■ TASK STATEMENT: Pull every line from the records that has the word "Store" in it.

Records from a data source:

◇ ◇ ◇ ◇ ◇ ◇ ◇

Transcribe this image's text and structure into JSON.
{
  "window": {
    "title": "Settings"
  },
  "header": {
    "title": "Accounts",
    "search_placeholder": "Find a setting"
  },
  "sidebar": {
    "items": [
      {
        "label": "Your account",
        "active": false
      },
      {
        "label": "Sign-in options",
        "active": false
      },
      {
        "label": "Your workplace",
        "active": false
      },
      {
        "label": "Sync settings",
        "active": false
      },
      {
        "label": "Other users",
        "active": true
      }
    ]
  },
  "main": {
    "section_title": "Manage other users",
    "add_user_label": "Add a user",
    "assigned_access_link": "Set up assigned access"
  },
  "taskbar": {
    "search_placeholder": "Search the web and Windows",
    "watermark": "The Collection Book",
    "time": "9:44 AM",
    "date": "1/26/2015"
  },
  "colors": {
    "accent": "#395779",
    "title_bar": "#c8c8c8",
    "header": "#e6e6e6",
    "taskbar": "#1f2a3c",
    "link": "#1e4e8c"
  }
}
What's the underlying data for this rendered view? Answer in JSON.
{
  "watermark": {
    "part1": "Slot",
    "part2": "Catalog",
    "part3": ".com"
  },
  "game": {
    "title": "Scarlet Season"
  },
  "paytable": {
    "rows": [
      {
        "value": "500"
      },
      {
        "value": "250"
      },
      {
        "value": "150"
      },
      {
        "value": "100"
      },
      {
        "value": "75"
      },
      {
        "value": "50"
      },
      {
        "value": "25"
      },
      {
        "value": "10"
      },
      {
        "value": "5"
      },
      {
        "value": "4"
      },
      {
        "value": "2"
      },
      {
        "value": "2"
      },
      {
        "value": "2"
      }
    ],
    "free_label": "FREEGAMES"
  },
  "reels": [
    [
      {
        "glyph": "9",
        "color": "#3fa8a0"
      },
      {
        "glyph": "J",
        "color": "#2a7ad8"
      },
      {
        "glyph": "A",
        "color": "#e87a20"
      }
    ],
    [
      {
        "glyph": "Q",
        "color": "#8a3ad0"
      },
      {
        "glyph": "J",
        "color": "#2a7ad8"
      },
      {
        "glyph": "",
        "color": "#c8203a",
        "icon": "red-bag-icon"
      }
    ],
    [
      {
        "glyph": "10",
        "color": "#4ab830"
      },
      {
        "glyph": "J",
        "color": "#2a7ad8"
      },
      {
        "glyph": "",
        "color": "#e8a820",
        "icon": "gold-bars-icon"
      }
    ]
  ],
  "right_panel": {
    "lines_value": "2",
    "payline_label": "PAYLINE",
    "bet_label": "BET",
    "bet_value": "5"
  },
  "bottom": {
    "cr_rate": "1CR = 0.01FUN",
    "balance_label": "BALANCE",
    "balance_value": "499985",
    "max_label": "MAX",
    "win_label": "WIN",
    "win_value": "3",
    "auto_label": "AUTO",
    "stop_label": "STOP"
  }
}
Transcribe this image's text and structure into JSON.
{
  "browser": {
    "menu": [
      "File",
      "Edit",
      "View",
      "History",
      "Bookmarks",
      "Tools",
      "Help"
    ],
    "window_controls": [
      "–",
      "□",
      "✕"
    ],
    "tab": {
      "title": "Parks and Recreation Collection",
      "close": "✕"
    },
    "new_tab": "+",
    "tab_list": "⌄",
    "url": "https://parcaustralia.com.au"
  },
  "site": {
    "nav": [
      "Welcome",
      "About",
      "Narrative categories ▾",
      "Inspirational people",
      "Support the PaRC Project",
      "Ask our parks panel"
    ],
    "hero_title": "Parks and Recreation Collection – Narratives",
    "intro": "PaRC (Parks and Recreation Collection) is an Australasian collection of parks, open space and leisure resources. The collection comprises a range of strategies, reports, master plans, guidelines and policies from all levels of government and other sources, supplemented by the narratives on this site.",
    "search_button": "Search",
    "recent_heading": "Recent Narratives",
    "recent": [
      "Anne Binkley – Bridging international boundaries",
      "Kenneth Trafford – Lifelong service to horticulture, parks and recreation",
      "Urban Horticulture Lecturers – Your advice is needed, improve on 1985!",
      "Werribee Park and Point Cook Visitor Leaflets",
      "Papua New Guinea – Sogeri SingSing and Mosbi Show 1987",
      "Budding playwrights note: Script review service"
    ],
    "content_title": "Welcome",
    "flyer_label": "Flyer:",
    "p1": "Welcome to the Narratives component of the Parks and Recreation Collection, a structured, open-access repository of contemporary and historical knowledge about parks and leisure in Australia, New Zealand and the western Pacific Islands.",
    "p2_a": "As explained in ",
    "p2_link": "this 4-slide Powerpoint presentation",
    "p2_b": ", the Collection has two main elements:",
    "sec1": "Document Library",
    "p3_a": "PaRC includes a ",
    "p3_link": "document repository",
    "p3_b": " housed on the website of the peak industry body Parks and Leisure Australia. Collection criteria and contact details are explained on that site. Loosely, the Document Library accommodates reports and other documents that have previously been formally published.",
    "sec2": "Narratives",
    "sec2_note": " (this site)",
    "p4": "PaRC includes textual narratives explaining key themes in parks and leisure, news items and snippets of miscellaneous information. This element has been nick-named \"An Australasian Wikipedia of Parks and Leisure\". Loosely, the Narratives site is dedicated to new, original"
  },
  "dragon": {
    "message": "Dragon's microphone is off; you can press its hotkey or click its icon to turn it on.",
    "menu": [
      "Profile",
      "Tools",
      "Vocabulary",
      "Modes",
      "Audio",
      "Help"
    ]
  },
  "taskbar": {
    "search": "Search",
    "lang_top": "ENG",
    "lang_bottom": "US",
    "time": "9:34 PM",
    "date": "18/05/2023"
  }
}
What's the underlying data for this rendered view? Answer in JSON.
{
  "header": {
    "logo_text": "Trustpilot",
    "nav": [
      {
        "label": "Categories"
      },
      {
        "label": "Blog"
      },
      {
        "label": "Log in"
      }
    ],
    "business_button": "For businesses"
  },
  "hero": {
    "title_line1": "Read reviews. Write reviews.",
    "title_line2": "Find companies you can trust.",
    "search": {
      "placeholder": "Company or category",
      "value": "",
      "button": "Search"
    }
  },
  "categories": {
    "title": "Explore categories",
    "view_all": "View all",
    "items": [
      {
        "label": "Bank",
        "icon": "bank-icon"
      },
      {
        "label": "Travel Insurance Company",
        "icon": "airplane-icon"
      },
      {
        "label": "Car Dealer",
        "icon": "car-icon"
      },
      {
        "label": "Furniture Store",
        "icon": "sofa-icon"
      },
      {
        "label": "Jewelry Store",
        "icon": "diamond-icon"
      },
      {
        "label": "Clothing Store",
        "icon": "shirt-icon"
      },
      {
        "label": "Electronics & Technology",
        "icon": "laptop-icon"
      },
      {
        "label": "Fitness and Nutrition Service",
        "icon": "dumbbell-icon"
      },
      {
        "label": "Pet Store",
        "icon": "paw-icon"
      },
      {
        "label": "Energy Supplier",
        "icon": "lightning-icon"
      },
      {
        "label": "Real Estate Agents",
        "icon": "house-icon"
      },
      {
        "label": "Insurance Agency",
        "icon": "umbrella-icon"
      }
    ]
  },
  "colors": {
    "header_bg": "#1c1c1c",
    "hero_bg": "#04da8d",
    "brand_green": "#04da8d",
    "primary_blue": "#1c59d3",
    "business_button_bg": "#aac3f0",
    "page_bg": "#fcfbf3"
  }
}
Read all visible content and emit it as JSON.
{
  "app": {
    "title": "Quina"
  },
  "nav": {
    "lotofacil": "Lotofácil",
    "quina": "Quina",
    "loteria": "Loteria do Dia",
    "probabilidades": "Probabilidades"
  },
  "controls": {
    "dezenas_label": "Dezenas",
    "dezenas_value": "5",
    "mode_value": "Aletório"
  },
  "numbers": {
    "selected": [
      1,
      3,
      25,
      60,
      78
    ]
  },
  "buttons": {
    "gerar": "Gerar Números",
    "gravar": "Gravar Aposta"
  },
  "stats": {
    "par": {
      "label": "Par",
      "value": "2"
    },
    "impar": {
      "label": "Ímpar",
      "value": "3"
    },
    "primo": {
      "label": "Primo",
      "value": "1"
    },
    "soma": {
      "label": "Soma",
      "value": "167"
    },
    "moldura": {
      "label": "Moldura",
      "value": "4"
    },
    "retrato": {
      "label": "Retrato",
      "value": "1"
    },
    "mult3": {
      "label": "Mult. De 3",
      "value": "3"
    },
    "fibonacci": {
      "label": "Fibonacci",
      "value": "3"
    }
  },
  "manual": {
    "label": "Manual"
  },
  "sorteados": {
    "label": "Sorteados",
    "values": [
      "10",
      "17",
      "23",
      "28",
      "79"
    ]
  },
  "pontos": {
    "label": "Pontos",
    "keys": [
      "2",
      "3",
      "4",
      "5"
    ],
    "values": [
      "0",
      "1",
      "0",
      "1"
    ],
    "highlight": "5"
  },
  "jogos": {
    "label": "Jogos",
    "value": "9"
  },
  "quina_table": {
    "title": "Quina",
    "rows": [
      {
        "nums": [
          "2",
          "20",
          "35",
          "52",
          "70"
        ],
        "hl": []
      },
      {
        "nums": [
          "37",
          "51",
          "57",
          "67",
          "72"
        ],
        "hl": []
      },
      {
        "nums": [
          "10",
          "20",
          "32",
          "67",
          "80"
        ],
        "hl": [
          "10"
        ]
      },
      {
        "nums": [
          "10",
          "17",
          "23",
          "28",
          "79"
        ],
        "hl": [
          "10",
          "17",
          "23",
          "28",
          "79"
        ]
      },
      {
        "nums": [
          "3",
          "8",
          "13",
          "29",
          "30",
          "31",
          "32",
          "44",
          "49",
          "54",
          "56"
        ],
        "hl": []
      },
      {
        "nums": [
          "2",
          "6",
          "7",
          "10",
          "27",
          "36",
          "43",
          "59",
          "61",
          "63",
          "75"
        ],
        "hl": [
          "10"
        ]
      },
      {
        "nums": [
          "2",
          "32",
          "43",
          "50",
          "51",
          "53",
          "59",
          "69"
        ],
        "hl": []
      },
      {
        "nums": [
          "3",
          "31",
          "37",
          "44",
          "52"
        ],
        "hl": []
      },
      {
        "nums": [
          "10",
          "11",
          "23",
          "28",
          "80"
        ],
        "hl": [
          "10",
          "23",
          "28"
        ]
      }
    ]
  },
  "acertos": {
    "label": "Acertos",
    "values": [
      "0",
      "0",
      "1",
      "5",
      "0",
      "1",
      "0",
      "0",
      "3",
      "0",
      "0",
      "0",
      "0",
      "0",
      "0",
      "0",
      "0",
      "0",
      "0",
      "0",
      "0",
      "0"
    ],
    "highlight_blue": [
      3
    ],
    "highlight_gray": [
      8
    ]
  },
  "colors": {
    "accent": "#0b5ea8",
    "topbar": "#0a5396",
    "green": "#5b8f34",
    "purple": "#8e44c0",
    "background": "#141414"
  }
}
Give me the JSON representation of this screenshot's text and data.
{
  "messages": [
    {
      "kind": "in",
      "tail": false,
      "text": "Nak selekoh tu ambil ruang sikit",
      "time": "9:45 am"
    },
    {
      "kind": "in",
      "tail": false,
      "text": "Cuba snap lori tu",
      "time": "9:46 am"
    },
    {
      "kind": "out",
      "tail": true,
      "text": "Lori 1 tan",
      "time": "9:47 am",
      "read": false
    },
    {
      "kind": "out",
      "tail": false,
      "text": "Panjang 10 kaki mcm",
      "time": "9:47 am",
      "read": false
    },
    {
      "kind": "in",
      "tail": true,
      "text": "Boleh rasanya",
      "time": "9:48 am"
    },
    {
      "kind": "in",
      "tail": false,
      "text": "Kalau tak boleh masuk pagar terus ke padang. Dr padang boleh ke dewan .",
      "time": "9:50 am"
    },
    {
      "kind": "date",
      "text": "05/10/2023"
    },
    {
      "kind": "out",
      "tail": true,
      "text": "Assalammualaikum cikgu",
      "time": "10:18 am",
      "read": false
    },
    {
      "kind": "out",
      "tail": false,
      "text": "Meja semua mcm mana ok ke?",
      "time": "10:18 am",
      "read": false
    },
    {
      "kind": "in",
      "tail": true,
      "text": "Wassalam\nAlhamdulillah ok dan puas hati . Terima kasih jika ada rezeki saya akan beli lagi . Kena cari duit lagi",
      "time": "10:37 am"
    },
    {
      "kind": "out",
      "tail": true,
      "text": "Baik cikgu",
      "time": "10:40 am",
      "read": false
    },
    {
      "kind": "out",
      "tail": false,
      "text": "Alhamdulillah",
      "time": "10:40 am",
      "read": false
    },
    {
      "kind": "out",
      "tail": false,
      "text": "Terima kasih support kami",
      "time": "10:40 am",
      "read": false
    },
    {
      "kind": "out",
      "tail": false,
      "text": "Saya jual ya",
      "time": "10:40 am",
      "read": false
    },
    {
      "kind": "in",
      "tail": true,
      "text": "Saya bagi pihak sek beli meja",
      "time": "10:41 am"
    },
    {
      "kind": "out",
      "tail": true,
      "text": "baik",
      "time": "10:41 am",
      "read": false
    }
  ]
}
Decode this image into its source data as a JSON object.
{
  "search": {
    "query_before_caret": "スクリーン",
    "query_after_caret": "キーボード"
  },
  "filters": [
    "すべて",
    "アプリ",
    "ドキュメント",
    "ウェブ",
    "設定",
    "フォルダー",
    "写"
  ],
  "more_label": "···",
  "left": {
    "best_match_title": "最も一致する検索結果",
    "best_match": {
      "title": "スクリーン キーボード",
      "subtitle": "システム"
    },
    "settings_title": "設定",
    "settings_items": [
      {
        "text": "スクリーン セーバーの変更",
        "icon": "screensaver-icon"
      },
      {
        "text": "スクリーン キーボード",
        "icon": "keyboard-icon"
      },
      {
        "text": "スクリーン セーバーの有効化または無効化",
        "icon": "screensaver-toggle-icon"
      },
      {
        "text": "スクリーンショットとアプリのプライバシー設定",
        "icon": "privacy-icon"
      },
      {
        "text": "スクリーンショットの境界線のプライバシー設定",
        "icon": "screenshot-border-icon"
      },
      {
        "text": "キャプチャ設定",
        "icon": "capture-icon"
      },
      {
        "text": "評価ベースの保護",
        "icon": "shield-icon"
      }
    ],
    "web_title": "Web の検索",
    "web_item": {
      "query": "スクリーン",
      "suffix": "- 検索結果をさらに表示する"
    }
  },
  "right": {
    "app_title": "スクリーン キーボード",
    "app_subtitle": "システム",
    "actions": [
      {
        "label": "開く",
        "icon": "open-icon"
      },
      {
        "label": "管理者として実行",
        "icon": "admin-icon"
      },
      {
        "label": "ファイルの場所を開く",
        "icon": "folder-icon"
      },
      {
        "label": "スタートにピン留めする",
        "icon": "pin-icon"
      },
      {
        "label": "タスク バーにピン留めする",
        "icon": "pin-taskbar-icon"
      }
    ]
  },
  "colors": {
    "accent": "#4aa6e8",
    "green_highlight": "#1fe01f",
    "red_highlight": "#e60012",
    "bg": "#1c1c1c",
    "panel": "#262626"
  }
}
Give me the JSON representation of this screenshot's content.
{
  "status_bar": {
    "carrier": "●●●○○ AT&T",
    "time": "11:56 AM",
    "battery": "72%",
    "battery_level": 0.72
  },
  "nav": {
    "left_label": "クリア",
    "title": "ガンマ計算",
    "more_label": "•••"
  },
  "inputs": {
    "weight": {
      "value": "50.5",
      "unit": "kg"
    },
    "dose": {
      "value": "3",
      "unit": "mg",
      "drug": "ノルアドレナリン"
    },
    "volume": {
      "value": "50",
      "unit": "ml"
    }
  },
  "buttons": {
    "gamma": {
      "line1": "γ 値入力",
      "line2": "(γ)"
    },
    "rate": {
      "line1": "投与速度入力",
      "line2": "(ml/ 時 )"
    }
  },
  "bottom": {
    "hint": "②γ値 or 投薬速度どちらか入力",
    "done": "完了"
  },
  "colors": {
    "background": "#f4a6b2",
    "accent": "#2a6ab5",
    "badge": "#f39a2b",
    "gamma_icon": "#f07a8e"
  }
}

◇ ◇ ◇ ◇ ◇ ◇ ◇

■ SOLUTION FOR THIS EXERCISE:
        "label": "Furniture Store",
        "label": "Jewelry Store",
        "label": "Clothing Store",
        "label": "Pet Store",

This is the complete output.